Below are the records. State how many of their lines contain "Show", with nothing else.

Task data:

#####

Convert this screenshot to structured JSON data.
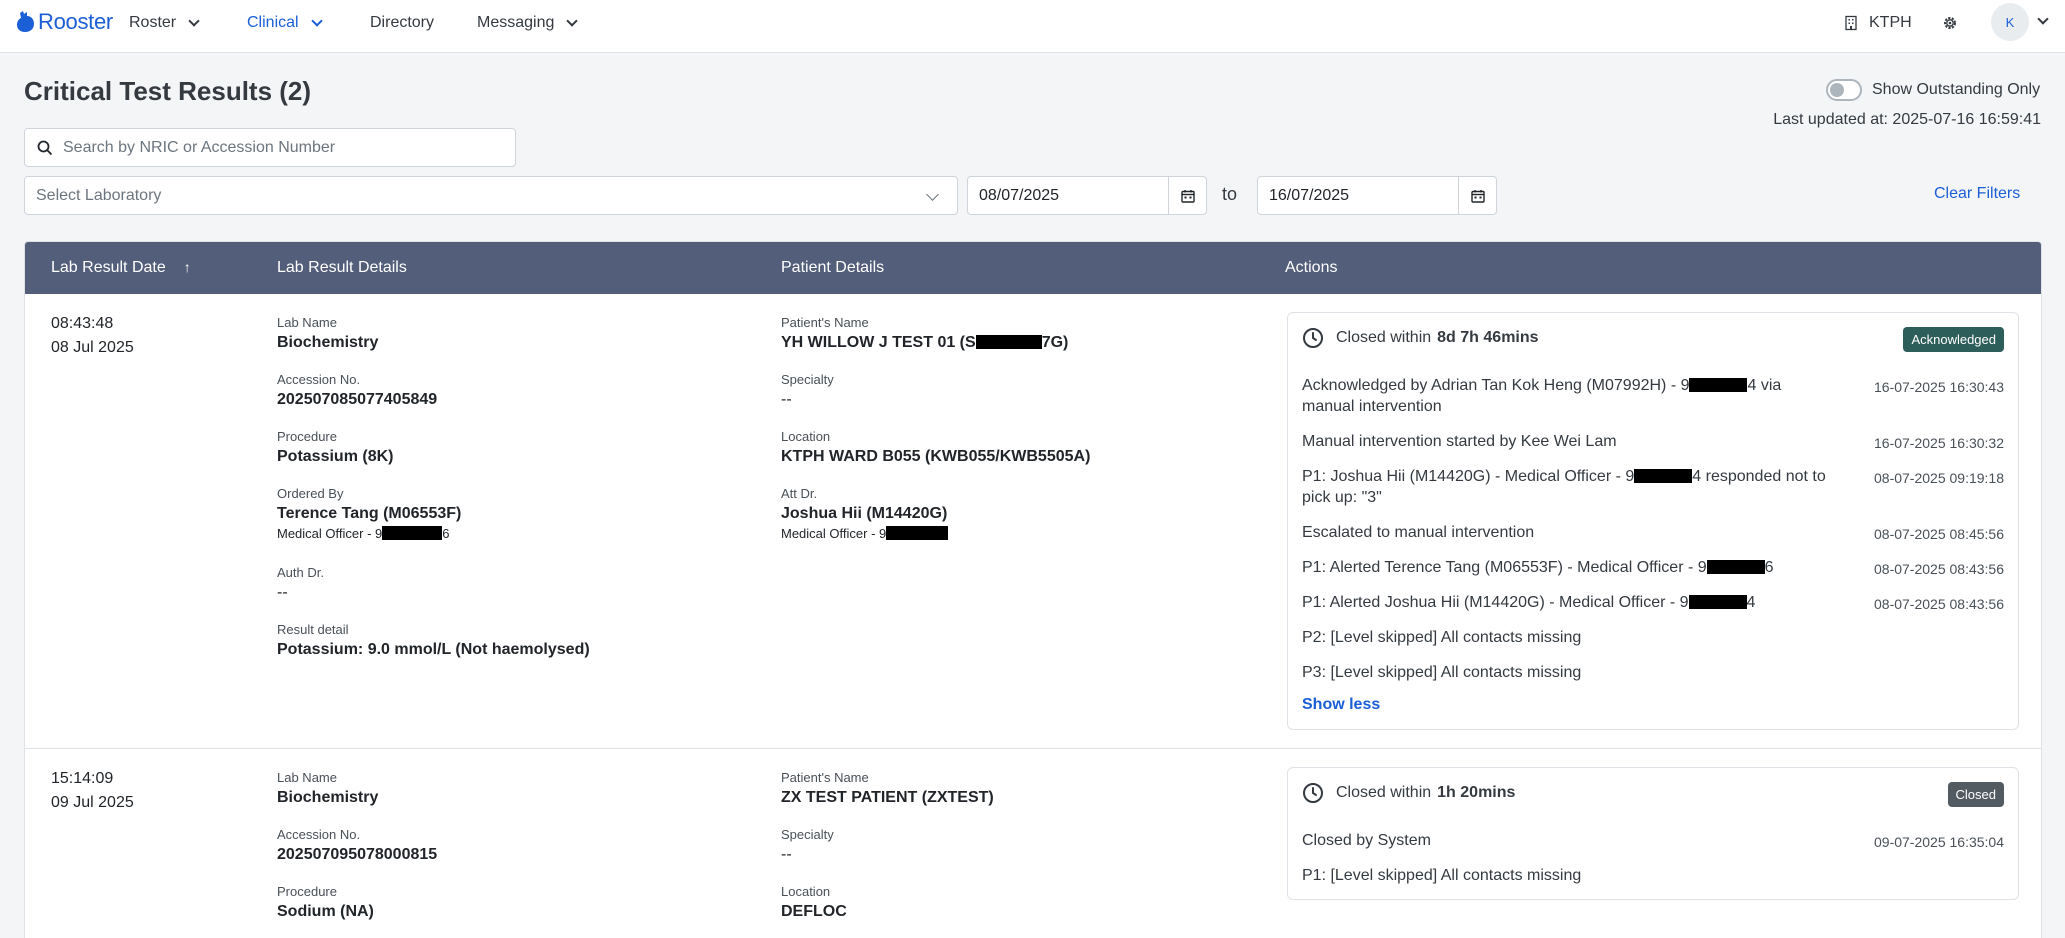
{
  "app": {
    "brand": "Rooster"
  },
  "nav": {
    "items": [
      {
        "label": "Roster",
        "has_dropdown": true,
        "active": false
      },
      {
        "label": "Clinical",
        "has_dropdown": true,
        "active": true
      },
      {
        "label": "Directory",
        "has_dropdown": false,
        "active": false
      },
      {
        "label": "Messaging",
        "has_dropdown": true,
        "active": false
      }
    ],
    "institution": "KTPH",
    "avatar_initial": "K"
  },
  "page": {
    "title": "Critical Test Results (2)",
    "toggle_label": "Show Outstanding Only",
    "toggle_on": false,
    "last_updated": "Last updated at: 2025-07-16 16:59:41"
  },
  "filters": {
    "search_placeholder": "Search by NRIC or Accession Number",
    "lab_placeholder": "Select Laboratory",
    "date_from": "08/07/2025",
    "to_label": "to",
    "date_to": "16/07/2025",
    "clear_label": "Clear Filters"
  },
  "table": {
    "headers": [
      "Lab Result Date",
      "Lab Result Details",
      "Patient Details",
      "Actions"
    ],
    "labels": {
      "lab_name": "Lab Name",
      "accession": "Accession No.",
      "procedure": "Procedure",
      "ordered_by": "Ordered By",
      "auth_dr": "Auth Dr.",
      "result_detail": "Result detail",
      "patient_name": "Patient's Name",
      "specialty": "Specialty",
      "location": "Location",
      "att_dr": "Att Dr."
    },
    "rows": [
      {
        "time": "08:43:48",
        "date": "08 Jul 2025",
        "lab_name": "Biochemistry",
        "accession": "202507085077405849",
        "procedure": "Potassium (8K)",
        "ordered_by": "Terence Tang (M06553F)",
        "ordered_by_sub_a": "Medical Officer - 9",
        "ordered_by_sub_b": "6",
        "auth_dr": "--",
        "result_detail": "Potassium: 9.0 mmol/L (Not haemolysed)",
        "patient_name_a": "YH WILLOW J TEST 01 (S",
        "patient_name_b": "7G)",
        "specialty": "--",
        "location": "KTPH WARD B055 (KWB055/KWB5505A)",
        "att_dr": "Joshua Hii (M14420G)",
        "att_dr_sub": "Medical Officer - 9",
        "status": {
          "closed_prefix": "Closed within",
          "closed_duration": "8d 7h 46mins",
          "badge": "Acknowledged",
          "badge_color": "#2e5e5a"
        },
        "logs": [
          {
            "a": "Acknowledged by Adrian Tan Kok Heng (M07992H) - 9",
            "b": "4 via",
            "c": "manual intervention",
            "time": "16-07-2025 16:30:43"
          },
          {
            "a": "Manual intervention started by Kee Wei Lam",
            "time": "16-07-2025 16:30:32"
          },
          {
            "a": "P1: Joshua Hii (M14420G) - Medical Officer - 9",
            "b": "4 responded not to",
            "c": "pick up: \"3\"",
            "time": "08-07-2025 09:19:18"
          },
          {
            "a": "Escalated to manual intervention",
            "time": "08-07-2025 08:45:56"
          },
          {
            "a": "P1: Alerted Terence Tang (M06553F) - Medical Officer - 9",
            "b": "6",
            "time": "08-07-2025 08:43:56"
          },
          {
            "a": "P1: Alerted Joshua Hii (M14420G) - Medical Officer - 9",
            "b": "4",
            "time": "08-07-2025 08:43:56"
          },
          {
            "a": "P2: [Level skipped] All contacts missing"
          },
          {
            "a": "P3: [Level skipped] All contacts missing"
          }
        ],
        "show_less": "Show less"
      },
      {
        "time": "15:14:09",
        "date": "09 Jul 2025",
        "lab_name": "Biochemistry",
        "accession": "202507095078000815",
        "procedure": "Sodium (NA)",
        "patient_name": "ZX TEST PATIENT (ZXTEST)",
        "specialty": "--",
        "location": "DEFLOC",
        "status": {
          "closed_prefix": "Closed within",
          "closed_duration": "1h 20mins",
          "badge": "Closed",
          "badge_color": "#525a62"
        },
        "logs": [
          {
            "a": "Closed by System",
            "time": "09-07-2025 16:35:04"
          },
          {
            "a": "P1: [Level skipped] All contacts missing"
          }
        ]
      }
    ]
  }
}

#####

Solved exercise:
2